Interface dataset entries
--- START ---

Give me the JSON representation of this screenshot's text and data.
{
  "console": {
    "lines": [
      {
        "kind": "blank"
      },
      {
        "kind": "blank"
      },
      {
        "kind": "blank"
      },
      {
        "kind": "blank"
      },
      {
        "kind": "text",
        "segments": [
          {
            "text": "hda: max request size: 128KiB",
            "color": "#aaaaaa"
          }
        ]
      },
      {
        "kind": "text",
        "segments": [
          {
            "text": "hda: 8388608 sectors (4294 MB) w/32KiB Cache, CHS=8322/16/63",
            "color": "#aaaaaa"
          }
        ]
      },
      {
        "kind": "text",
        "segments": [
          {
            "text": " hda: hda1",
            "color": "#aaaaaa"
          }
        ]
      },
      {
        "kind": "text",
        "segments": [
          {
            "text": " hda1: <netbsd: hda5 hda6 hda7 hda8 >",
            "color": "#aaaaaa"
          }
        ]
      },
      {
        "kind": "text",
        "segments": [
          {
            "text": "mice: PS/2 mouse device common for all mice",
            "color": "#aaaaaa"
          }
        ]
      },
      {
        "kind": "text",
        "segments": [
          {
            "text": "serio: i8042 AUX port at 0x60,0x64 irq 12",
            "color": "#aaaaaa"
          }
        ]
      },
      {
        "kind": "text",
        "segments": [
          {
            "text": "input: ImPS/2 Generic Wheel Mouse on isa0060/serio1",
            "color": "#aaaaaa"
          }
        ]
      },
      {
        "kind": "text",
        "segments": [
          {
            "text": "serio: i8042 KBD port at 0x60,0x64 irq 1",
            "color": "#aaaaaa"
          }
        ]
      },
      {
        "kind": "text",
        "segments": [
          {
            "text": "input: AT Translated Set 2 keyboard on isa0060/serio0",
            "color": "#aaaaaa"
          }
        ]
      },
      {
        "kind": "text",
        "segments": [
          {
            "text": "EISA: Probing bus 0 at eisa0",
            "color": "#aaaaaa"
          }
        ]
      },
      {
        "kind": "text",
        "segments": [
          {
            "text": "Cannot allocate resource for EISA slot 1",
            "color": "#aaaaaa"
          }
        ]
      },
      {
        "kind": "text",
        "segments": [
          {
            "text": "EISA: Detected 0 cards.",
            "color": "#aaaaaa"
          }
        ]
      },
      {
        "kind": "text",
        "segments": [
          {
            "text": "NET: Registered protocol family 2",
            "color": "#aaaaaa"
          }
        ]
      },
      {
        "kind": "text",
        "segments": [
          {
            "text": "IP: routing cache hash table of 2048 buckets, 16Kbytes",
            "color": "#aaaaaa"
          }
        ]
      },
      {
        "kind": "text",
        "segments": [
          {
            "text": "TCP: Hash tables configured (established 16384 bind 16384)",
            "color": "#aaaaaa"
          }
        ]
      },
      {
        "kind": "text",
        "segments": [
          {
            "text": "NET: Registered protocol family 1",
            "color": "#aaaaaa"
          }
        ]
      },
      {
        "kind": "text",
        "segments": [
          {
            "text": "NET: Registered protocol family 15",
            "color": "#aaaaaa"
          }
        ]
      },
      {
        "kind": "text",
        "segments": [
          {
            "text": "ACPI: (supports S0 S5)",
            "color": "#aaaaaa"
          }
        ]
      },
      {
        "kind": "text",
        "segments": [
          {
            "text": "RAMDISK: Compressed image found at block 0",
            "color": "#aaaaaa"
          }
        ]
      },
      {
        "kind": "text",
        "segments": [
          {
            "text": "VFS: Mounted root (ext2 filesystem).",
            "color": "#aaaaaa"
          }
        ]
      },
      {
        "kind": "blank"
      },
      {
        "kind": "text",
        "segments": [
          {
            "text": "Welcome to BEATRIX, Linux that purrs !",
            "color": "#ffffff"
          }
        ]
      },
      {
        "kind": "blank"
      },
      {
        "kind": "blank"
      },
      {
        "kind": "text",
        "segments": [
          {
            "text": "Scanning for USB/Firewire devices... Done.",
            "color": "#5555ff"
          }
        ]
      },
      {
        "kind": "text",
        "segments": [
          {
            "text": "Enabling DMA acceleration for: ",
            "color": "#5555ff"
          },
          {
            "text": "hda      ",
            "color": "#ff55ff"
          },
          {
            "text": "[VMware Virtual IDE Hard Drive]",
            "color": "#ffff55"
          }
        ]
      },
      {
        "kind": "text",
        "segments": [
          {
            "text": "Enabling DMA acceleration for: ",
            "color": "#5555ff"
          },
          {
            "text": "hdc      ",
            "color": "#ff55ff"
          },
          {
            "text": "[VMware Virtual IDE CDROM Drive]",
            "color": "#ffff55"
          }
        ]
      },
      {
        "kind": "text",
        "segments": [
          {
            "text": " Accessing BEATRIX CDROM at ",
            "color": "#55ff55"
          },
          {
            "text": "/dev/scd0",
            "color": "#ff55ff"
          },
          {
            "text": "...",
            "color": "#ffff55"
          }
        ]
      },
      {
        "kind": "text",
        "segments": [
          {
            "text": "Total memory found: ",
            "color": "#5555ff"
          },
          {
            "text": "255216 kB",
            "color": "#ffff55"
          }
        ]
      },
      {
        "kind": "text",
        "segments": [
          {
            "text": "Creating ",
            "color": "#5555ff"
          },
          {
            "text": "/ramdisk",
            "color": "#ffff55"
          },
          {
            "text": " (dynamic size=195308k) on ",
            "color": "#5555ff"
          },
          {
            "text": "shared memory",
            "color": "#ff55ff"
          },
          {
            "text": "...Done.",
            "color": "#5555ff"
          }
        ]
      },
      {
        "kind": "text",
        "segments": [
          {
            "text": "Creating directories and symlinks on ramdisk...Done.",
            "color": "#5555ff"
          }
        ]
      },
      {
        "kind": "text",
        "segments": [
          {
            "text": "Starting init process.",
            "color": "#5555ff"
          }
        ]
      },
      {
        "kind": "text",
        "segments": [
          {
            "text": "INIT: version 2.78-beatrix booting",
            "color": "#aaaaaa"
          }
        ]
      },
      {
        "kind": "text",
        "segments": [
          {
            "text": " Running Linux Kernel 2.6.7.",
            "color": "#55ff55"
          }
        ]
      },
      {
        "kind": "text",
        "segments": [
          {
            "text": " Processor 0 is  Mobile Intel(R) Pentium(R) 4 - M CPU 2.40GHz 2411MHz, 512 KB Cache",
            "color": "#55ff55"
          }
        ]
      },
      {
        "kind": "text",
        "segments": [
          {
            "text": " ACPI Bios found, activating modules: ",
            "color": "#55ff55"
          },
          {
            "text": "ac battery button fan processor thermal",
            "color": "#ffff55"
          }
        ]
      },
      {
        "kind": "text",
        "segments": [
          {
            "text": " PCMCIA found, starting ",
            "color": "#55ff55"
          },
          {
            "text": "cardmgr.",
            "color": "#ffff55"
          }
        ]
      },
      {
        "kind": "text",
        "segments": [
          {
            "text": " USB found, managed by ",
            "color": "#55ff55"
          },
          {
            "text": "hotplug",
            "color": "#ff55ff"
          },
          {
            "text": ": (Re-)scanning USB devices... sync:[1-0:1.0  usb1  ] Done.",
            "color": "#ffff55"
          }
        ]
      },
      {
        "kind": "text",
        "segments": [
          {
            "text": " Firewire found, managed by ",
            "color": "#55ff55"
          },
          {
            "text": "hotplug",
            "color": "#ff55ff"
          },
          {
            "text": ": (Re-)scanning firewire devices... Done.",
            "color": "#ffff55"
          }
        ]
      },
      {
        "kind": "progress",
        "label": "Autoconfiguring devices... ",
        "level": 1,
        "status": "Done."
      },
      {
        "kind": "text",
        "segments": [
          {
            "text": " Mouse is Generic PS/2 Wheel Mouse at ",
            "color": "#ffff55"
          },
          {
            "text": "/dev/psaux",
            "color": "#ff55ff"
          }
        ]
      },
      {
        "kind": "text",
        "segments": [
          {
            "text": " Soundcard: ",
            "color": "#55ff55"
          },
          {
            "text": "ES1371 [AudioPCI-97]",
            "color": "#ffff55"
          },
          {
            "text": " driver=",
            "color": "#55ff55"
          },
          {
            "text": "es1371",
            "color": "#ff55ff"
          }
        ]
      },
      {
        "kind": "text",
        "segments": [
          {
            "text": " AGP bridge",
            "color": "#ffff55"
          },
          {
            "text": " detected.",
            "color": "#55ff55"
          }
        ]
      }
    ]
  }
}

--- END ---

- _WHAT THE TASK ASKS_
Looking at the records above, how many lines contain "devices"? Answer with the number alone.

- _TASK OUTPUT_
4